─── EXERCISE INPUTS ───

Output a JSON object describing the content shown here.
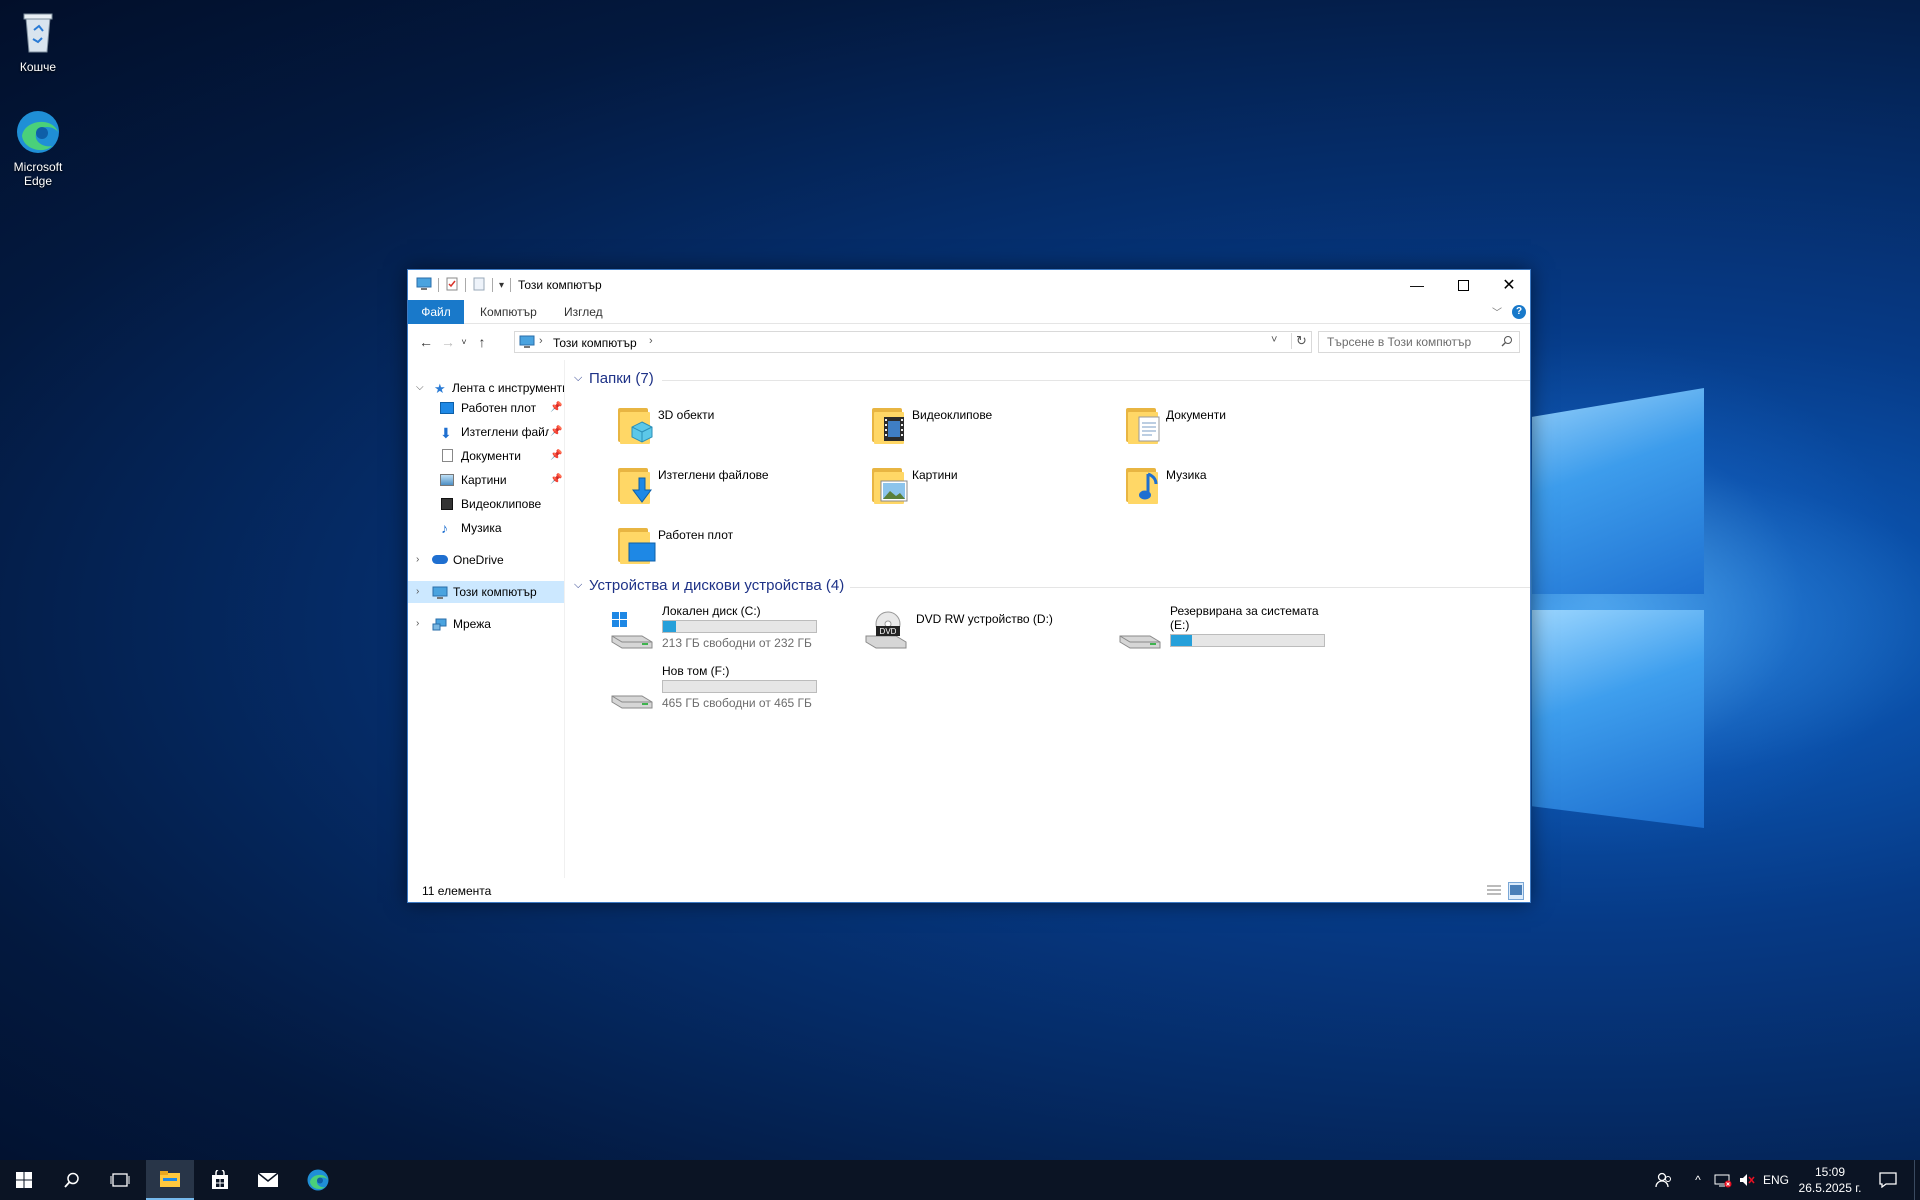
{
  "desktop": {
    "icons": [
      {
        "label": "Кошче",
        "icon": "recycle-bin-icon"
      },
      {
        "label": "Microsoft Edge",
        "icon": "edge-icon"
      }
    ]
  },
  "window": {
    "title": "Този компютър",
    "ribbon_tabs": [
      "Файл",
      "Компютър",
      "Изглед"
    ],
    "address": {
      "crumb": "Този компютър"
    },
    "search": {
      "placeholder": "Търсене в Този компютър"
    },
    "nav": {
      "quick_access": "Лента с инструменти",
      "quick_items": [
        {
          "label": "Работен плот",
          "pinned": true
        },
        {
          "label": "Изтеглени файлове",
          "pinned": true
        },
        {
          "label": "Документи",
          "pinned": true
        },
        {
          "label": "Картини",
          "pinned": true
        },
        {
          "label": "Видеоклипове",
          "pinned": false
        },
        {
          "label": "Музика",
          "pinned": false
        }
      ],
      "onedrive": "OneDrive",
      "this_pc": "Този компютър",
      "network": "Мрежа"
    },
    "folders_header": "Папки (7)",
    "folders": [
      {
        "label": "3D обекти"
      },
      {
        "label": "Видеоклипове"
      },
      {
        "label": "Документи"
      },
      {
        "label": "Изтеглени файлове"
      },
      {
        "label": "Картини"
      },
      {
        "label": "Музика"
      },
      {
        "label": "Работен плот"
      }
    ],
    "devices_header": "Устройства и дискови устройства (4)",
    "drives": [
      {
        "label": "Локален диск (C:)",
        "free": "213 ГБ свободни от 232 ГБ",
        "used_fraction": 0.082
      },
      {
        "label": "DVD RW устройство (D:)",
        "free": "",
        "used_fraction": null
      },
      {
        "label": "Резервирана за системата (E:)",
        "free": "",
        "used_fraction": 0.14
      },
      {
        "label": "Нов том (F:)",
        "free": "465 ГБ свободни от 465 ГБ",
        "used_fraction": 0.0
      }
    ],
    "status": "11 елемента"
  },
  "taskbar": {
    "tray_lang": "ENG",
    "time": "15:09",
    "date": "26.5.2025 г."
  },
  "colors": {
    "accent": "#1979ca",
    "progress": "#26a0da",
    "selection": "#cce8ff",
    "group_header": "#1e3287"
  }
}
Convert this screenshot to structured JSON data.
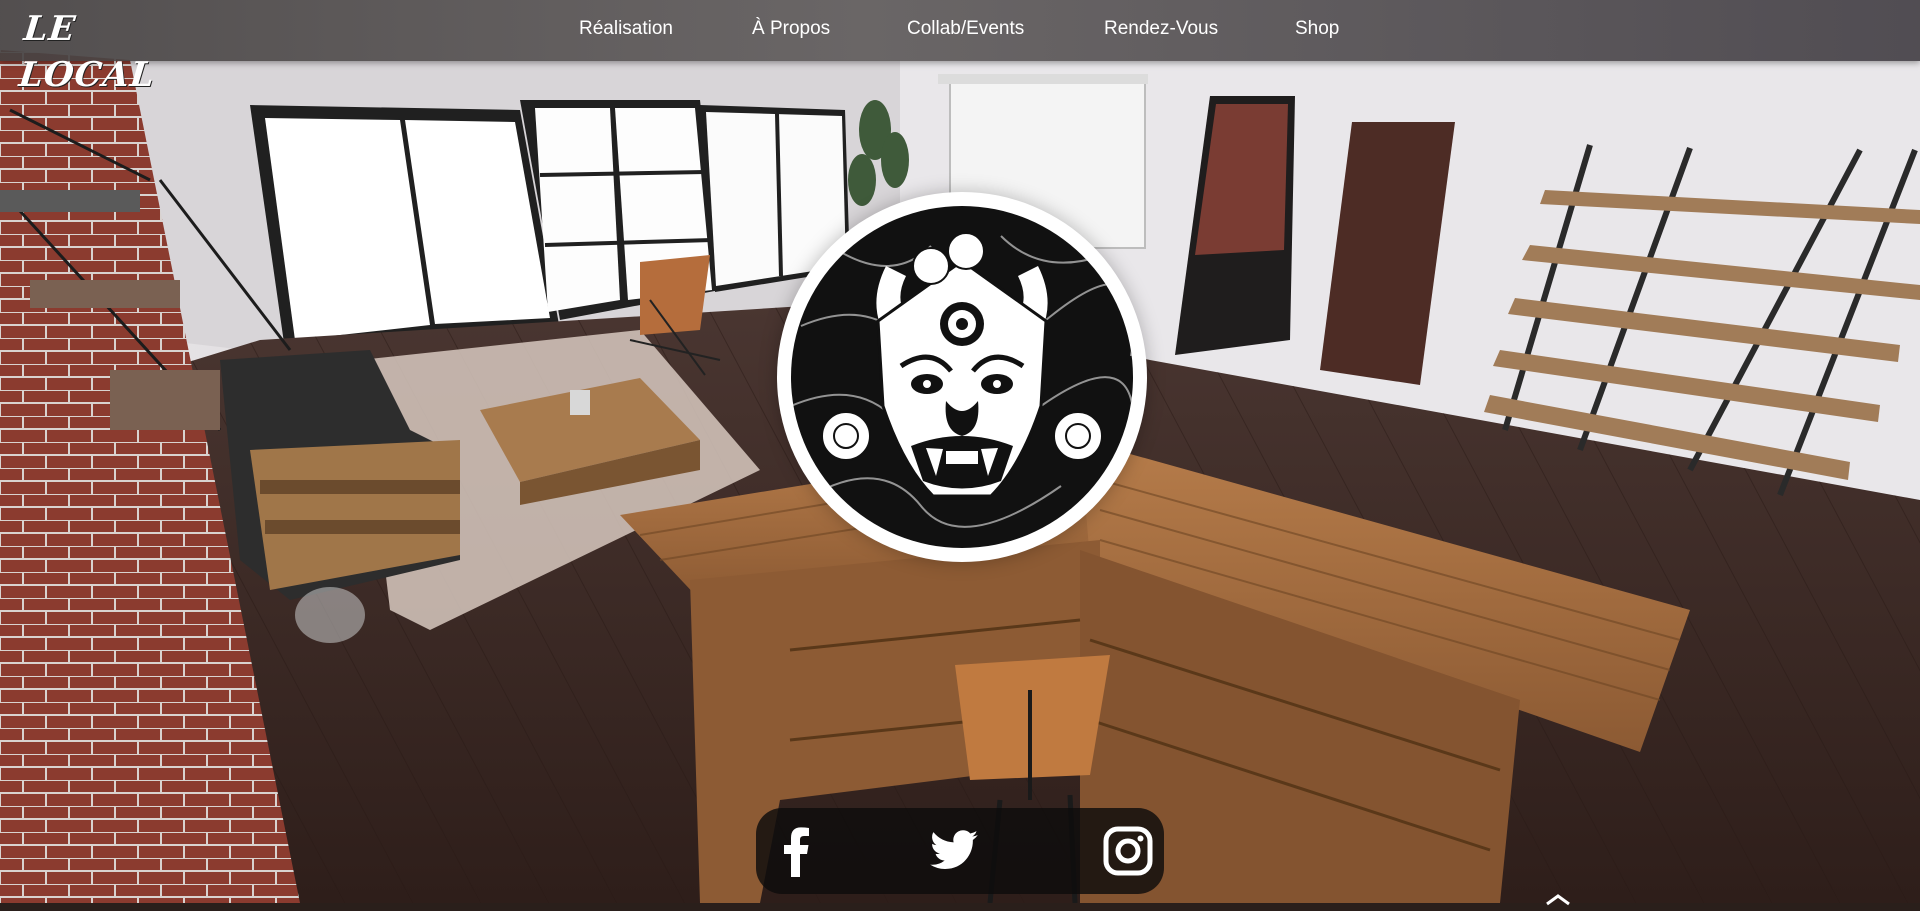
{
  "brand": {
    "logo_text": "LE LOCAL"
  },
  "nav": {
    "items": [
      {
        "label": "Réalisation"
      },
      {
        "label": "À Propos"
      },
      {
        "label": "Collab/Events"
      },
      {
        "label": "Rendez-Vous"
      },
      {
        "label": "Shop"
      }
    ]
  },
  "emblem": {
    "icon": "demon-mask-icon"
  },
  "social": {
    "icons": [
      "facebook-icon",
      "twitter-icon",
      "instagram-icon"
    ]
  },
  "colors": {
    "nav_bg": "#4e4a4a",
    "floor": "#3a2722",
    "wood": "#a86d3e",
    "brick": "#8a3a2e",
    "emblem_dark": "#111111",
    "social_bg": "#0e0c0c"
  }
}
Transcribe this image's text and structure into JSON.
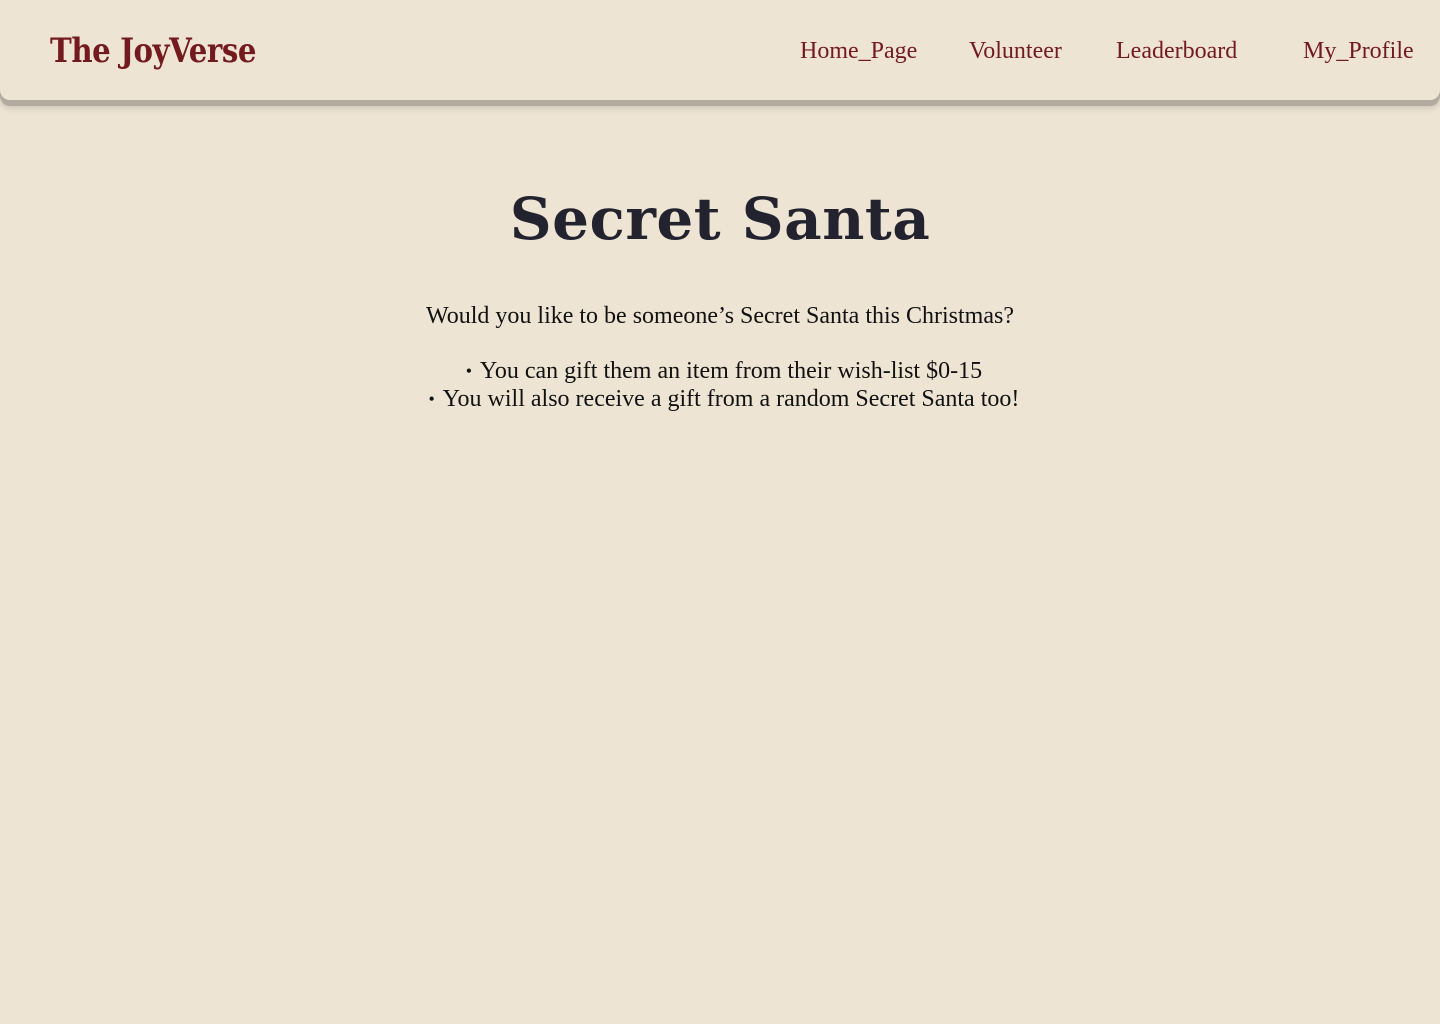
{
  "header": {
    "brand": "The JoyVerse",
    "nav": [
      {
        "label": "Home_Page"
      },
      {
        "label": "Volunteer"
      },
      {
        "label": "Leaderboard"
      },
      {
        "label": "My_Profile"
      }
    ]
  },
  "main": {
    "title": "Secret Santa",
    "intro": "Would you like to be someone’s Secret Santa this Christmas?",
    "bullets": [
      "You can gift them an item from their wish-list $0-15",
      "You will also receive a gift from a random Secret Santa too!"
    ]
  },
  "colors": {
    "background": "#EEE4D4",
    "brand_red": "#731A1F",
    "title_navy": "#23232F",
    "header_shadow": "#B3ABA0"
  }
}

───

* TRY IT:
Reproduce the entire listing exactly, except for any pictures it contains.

* ANSWER BELOW:
Output a JSON object describing the content shown here.
{
  "desktop": {
    "icons": [
      {
        "label": "Кошче",
        "icon": "recycle-bin-icon"
      },
      {
        "label": "Microsoft Edge",
        "icon": "edge-icon"
      }
    ]
  },
  "window": {
    "title": "Този компютър",
    "ribbon_tabs": [
      "Файл",
      "Компютър",
      "Изглед"
    ],
    "address": {
      "crumb": "Този компютър"
    },
    "search": {
      "placeholder": "Търсене в Този компютър"
    },
    "nav": {
      "quick_access": "Лента с инструменти",
      "quick_items": [
        {
          "label": "Работен плот",
          "pinned": true
        },
        {
          "label": "Изтеглени файлове",
          "pinned": true
        },
        {
          "label": "Документи",
          "pinned": true
        },
        {
          "label": "Картини",
          "pinned": true
        },
        {
          "label": "Видеоклипове",
          "pinned": false
        },
        {
          "label": "Музика",
          "pinned": false
        }
      ],
      "onedrive": "OneDrive",
      "this_pc": "Този компютър",
      "network": "Мрежа"
    },
    "folders_header": "Папки (7)",
    "folders": [
      {
        "label": "3D обекти"
      },
      {
        "label": "Видеоклипове"
      },
      {
        "label": "Документи"
      },
      {
        "label": "Изтеглени файлове"
      },
      {
        "label": "Картини"
      },
      {
        "label": "Музика"
      },
      {
        "label": "Работен плот"
      }
    ],
    "devices_header": "Устройства и дискови устройства (4)",
    "drives": [
      {
        "label": "Локален диск (C:)",
        "free": "213 ГБ свободни от 232 ГБ",
        "used_fraction": 0.082
      },
      {
        "label": "DVD RW устройство (D:)",
        "free": "",
        "used_fraction": null
      },
      {
        "label": "Резервирана за системата (E:)",
        "free": "",
        "used_fraction": 0.14
      },
      {
        "label": "Нов том (F:)",
        "free": "465 ГБ свободни от 465 ГБ",
        "used_fraction": 0.0
      }
    ],
    "status": "11 елемента"
  },
  "taskbar": {
    "tray_lang": "ENG",
    "time": "15:09",
    "date": "26.5.2025 г."
  },
  "colors": {
    "accent": "#1979ca",
    "progress": "#26a0da",
    "selection": "#cce8ff",
    "group_header": "#1e3287"
  }
}
Convert this screenshot to structured JSON data.
{
  "brand": {
    "logo_text": "LE LOCAL"
  },
  "nav": {
    "items": [
      {
        "label": "Réalisation"
      },
      {
        "label": "À Propos"
      },
      {
        "label": "Collab/Events"
      },
      {
        "label": "Rendez-Vous"
      },
      {
        "label": "Shop"
      }
    ]
  },
  "emblem": {
    "icon": "demon-mask-icon"
  },
  "social": {
    "icons": [
      "facebook-icon",
      "twitter-icon",
      "instagram-icon"
    ]
  },
  "colors": {
    "nav_bg": "#4e4a4a",
    "floor": "#3a2722",
    "wood": "#a86d3e",
    "brick": "#8a3a2e",
    "emblem_dark": "#111111",
    "social_bg": "#0e0c0c"
  }
}
Transcribe this image's text and structure into JSON.
{
  "header": {
    "brand": "The JoyVerse",
    "nav": [
      {
        "label": "Home_Page"
      },
      {
        "label": "Volunteer"
      },
      {
        "label": "Leaderboard"
      },
      {
        "label": "My_Profile"
      }
    ]
  },
  "main": {
    "title": "Secret Santa",
    "intro": "Would you like to be someone’s Secret Santa this Christmas?",
    "bullets": [
      "You can gift them an item from their wish-list $0-15",
      "You will also receive a gift from a random Secret Santa too!"
    ]
  },
  "colors": {
    "background": "#EEE4D4",
    "brand_red": "#731A1F",
    "title_navy": "#23232F",
    "header_shadow": "#B3ABA0"
  }
}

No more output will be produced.